Pine marten update – Over 50 camera traps deployed…
By Ed Snell, Yorkshire Pine Marten Project Officer
Over 30 volunteers are now involved in the project, setting cameras and placing (smelly!) bait…
4 months in to our new Heritage Lottery funded pine marten project, the Yorkshire Pine Marten Support Programme, and our excellent volunteer team have been making the most of the good weather!
Our camera trap surveys are now in full swing which means we have between 45 – 55 camera traps in forests on the North York Moors at any given time. We’re now covering more ground than ever before and increasing our likelihood of picking up pine martens on camera – for perspective, our previous project used just 6 cameras when we first caught a marten on camera in Yorkshire in 2017.
Although we haven’t caught a marten on camera in the region since last year, with so many cameras on the ground we’re capturing thousands of unique glimpses into the range of wildlife in the area.
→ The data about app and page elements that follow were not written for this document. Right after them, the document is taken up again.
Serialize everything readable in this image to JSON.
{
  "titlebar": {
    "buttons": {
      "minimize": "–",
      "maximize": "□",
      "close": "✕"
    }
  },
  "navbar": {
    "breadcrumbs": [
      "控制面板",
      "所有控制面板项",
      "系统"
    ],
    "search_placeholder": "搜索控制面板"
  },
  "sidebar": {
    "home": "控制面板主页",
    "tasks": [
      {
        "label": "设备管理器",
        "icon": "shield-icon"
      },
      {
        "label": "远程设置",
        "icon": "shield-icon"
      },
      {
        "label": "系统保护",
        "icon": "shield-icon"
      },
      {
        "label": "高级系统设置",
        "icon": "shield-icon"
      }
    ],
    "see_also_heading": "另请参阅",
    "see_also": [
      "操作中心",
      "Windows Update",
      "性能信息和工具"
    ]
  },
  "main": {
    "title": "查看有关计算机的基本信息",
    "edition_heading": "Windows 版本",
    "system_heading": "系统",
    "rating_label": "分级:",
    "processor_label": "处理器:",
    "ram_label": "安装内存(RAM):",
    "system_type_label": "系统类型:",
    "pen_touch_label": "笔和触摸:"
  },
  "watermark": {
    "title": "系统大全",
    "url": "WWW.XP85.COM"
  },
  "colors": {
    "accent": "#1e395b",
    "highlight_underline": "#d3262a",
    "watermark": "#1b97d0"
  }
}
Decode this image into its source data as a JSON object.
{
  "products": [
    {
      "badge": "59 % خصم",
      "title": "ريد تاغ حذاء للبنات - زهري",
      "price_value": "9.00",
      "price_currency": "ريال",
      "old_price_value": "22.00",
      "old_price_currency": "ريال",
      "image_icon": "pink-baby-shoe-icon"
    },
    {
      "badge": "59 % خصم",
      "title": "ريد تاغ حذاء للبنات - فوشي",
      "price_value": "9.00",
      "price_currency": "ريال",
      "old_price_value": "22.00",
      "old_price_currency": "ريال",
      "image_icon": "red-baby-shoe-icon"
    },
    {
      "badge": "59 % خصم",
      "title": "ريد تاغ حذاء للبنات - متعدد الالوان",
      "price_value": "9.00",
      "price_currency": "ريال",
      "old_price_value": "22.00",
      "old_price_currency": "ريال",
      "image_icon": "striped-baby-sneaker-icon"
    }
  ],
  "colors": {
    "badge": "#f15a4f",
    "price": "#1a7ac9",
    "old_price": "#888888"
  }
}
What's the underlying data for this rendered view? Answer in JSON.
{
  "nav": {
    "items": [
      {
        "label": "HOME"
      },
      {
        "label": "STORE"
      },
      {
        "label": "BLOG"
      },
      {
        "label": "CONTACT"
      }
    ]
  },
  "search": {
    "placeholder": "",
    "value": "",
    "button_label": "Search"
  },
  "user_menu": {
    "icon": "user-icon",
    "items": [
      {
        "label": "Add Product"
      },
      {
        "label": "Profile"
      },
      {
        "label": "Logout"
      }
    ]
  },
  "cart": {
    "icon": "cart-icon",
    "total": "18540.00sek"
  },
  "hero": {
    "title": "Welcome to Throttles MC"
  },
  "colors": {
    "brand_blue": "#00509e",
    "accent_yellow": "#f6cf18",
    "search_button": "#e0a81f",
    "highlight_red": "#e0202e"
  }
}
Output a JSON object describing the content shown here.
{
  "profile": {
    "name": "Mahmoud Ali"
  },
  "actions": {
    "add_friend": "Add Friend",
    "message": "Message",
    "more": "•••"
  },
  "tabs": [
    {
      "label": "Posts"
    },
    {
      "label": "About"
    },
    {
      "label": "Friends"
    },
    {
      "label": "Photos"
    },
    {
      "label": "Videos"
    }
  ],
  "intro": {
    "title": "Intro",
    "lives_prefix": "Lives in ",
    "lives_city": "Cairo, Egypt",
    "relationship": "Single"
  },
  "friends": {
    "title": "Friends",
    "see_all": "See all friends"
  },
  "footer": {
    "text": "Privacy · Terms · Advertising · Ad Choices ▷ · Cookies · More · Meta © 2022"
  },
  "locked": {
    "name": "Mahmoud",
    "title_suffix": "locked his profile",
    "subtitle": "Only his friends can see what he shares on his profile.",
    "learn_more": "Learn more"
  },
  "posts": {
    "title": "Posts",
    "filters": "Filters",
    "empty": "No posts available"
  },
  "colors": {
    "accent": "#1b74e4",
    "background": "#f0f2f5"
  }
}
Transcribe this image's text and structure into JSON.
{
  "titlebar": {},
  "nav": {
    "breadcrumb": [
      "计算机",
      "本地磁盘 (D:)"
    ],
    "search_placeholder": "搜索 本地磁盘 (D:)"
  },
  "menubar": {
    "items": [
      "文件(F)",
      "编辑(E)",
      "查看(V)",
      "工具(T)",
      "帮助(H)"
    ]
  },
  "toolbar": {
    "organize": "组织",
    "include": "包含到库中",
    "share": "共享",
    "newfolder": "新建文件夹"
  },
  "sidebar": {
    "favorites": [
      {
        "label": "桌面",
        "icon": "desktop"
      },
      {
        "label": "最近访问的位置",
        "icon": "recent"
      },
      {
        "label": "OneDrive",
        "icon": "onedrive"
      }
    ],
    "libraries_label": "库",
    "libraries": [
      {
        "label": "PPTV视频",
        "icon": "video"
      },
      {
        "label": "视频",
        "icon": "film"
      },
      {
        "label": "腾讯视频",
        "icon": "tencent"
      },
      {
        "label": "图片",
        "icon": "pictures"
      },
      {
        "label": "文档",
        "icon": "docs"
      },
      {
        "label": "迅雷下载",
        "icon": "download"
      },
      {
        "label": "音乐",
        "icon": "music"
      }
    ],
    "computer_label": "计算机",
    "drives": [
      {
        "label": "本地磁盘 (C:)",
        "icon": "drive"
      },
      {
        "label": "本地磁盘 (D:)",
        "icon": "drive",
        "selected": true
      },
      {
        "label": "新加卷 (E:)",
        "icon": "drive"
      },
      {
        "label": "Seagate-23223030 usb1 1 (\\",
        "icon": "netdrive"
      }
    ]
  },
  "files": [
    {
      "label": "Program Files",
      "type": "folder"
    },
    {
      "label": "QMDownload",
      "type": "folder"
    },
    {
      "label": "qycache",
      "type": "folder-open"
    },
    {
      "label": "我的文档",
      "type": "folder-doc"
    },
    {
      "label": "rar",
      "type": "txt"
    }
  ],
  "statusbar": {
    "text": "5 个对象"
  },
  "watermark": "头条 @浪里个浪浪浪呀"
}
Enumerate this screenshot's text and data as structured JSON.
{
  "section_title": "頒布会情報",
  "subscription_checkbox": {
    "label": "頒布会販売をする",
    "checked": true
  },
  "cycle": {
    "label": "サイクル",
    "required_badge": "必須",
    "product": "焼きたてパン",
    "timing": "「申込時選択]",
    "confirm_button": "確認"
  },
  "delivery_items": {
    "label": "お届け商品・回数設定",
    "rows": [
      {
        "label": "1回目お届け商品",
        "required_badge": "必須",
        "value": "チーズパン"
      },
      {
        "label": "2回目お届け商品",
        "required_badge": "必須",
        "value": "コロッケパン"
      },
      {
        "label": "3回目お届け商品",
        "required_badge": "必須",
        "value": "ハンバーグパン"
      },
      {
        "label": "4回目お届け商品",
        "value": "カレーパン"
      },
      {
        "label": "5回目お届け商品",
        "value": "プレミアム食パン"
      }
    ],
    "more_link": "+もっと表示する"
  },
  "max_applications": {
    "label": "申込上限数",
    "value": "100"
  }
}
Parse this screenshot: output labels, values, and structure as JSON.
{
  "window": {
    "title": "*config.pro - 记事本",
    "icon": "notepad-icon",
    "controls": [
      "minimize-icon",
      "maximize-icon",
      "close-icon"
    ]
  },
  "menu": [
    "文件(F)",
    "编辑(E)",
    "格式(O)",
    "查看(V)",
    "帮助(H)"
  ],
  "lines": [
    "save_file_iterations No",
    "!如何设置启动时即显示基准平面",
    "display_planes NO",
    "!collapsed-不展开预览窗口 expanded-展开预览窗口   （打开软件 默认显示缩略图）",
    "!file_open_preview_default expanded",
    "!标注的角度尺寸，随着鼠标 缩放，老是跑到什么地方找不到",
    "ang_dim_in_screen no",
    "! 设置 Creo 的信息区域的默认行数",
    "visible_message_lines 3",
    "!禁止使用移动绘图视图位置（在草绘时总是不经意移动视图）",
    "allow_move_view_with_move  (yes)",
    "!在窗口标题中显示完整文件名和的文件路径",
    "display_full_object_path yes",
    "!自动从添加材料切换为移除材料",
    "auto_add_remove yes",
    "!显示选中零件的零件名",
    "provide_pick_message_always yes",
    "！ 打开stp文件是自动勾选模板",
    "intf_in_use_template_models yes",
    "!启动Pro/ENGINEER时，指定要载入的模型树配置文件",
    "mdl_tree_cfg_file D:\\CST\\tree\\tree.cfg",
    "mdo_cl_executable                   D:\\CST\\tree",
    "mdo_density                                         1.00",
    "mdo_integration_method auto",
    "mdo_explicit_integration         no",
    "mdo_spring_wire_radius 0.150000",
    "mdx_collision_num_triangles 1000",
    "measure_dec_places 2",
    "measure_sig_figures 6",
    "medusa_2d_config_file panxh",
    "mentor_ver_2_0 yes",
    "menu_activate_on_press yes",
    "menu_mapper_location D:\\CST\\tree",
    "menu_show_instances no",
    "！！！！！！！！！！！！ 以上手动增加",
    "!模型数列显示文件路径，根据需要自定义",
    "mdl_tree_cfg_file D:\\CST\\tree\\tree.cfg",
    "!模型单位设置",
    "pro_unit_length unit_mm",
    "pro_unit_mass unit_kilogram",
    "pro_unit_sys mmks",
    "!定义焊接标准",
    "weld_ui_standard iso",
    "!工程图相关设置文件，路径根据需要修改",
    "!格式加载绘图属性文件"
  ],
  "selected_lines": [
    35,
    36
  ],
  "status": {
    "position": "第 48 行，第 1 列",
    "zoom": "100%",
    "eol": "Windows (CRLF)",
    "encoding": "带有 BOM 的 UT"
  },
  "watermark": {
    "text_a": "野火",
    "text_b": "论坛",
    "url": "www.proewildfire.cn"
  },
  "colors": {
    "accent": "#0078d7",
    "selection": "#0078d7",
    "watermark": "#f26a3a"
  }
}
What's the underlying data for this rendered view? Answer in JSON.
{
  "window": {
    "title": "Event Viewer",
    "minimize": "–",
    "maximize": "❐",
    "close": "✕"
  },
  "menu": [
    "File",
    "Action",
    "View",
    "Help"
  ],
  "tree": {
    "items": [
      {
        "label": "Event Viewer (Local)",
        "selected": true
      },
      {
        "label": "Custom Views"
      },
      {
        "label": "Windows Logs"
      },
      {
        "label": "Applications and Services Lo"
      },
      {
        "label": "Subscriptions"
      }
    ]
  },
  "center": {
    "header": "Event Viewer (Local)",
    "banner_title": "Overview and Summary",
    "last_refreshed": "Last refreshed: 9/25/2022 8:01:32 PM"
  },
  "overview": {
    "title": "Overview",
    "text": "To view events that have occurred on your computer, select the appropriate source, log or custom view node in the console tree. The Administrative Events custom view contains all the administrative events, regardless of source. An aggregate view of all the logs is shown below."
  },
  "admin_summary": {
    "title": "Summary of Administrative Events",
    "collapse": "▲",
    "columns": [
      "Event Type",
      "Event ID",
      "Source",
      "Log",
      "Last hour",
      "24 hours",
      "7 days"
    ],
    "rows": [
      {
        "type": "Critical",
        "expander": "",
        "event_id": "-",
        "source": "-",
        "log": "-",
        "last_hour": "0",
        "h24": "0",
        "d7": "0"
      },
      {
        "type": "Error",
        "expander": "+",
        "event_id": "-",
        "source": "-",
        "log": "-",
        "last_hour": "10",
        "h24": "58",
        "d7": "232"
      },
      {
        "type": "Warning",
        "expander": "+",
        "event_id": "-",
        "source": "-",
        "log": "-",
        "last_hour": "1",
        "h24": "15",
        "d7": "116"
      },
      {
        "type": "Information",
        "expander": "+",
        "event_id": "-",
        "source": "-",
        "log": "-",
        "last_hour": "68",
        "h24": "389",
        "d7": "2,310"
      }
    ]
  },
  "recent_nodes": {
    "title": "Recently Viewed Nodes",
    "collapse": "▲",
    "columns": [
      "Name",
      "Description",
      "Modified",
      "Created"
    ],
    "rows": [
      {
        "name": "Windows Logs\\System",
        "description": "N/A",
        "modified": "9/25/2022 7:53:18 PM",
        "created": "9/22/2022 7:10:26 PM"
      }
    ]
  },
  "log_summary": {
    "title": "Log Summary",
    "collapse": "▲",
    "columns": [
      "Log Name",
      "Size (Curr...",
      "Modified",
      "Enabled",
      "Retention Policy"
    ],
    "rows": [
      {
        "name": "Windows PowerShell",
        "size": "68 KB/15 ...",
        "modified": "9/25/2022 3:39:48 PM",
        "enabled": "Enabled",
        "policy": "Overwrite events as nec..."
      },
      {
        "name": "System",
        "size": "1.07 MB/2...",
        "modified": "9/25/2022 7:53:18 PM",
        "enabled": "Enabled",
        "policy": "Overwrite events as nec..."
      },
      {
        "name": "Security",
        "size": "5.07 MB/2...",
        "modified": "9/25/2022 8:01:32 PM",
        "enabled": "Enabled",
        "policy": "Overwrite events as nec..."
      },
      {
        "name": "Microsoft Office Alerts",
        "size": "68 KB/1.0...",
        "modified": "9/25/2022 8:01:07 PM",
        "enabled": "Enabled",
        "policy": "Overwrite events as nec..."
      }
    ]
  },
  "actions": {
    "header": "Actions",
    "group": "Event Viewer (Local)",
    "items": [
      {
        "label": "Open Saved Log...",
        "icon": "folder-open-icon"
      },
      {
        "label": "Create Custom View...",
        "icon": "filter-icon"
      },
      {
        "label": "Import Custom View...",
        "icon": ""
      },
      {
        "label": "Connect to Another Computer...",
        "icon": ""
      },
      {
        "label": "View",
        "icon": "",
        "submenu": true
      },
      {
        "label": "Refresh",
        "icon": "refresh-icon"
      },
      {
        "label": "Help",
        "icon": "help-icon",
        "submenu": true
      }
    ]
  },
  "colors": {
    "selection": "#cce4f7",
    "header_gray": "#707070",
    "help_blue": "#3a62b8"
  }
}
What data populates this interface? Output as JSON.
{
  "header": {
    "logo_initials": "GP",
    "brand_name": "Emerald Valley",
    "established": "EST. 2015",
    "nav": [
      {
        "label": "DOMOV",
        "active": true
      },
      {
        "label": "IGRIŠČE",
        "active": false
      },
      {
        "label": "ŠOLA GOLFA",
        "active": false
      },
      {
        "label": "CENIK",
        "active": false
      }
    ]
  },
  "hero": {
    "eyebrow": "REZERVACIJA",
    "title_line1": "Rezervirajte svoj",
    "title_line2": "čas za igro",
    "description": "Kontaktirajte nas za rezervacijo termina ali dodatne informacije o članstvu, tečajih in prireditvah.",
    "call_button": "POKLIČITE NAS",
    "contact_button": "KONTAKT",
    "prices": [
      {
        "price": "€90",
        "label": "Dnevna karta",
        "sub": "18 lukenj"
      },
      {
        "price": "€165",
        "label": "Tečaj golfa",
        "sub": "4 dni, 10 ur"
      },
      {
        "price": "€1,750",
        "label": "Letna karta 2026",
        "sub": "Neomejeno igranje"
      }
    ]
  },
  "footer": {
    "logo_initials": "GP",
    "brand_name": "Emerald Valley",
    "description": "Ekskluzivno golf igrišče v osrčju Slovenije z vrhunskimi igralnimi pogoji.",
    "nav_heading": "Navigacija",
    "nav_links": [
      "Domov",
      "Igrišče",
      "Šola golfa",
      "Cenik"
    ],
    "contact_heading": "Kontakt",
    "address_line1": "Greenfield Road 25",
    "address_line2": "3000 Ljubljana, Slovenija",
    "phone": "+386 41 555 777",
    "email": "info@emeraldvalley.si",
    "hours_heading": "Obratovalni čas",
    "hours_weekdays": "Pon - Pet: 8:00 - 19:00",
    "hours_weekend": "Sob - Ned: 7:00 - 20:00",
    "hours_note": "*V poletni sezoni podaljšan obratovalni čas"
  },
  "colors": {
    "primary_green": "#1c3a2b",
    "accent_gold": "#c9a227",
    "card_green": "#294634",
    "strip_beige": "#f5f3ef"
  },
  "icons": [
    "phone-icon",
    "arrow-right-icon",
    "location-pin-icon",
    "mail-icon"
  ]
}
We’ve put together a short video below showcasing some of our favourite clips from the last few months…
One of our objectives through the project is to explore the use of different types of bait to attract martens to our camera stations. The bait that we’re currently using has been frequently drawing another member of the mustelidae family to our cameras – stoats. One of our cameras picked up close to 20 videos of stoats back in July – you can see some of the best clips below.
It’s clear from this video why stoats often get mistaken for martens when you see how they explore an area and climb, although there’s a few key differences to look out for:
• Size – Pine martens are at least 3-4 times the size of stoats; you’ll see the squirrel clip in there for size comparison!
• Fur markings – A light fur patch runs all the way underneath a stoat, whereas for pine martens the creamy / yellow ‘bib’ is only under the neck, stopping at the front legs.
• Black tail tip – When I’ve seen stoats while out in the forest this has always been the most noticeable giveaway; despite their fast movement, the black tail tip is often clearly visible. Comparatively, pine martens have a big, bushy tail with no black tip.
In other encouraging news for martens in the region, a marten has been recorded in Northumberland in addition to the one earlier this year – this time in Kielder forest.
We’re also pleased to announce that we will soon be submitting camera trap images to MammalWeb, a website that enables anyone to review camera trap photos and identify the animals they see. It’s important to us that our work through the Yorkshire Pine Marten Support Programme is accessible to as many people as possible, by using the MammalWeb website as a ‘Spotter’, you can play an important role in identifying the wide range of species we capture on camera traps.
The MammalWeb team work with an exciting range of projects already so we highly recommend having a go at being a Spotter!